__WORK ITEM__
The response must contain every line below in which "computer" appears.

═════ ENTRIES SUPPLIED ═════

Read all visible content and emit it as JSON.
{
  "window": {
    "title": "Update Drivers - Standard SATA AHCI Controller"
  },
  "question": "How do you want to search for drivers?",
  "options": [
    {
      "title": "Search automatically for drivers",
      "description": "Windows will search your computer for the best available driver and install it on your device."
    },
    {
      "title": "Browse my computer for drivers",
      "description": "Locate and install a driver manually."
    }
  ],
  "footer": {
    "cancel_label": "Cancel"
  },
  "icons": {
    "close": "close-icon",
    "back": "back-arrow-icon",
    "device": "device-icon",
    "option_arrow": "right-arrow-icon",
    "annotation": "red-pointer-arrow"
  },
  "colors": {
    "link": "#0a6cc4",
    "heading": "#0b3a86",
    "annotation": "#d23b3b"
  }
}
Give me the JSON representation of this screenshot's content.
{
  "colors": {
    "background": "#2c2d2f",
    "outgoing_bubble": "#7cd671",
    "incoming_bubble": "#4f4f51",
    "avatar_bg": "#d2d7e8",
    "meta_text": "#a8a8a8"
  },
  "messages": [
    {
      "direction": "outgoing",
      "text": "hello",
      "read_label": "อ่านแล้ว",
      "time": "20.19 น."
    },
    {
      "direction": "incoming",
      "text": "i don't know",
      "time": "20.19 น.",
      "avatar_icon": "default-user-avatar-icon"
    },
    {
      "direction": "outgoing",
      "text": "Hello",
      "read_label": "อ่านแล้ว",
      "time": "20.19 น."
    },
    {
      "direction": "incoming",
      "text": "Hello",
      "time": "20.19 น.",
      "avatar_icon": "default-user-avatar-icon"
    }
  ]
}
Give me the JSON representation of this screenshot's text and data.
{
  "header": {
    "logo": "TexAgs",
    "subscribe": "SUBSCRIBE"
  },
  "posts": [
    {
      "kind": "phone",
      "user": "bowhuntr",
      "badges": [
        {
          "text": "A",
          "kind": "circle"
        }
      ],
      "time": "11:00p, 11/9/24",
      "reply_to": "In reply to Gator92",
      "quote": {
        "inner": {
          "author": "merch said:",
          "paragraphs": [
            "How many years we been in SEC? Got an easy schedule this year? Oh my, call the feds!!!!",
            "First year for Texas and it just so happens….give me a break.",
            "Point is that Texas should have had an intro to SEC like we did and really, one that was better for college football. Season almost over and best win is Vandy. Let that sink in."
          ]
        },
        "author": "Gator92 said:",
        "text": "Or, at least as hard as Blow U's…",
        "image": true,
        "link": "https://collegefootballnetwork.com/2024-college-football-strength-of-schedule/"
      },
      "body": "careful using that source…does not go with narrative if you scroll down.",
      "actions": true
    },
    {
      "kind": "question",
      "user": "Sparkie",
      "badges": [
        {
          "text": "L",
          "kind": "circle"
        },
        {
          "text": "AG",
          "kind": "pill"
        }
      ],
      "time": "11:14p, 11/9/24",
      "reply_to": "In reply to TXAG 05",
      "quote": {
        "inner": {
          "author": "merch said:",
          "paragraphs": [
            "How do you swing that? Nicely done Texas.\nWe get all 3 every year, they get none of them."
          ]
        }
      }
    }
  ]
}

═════

__FINISHED TASK__
      "description": "Windows will search your computer for the best available driver and install it on your device."
      "title": "Browse my computer for drivers",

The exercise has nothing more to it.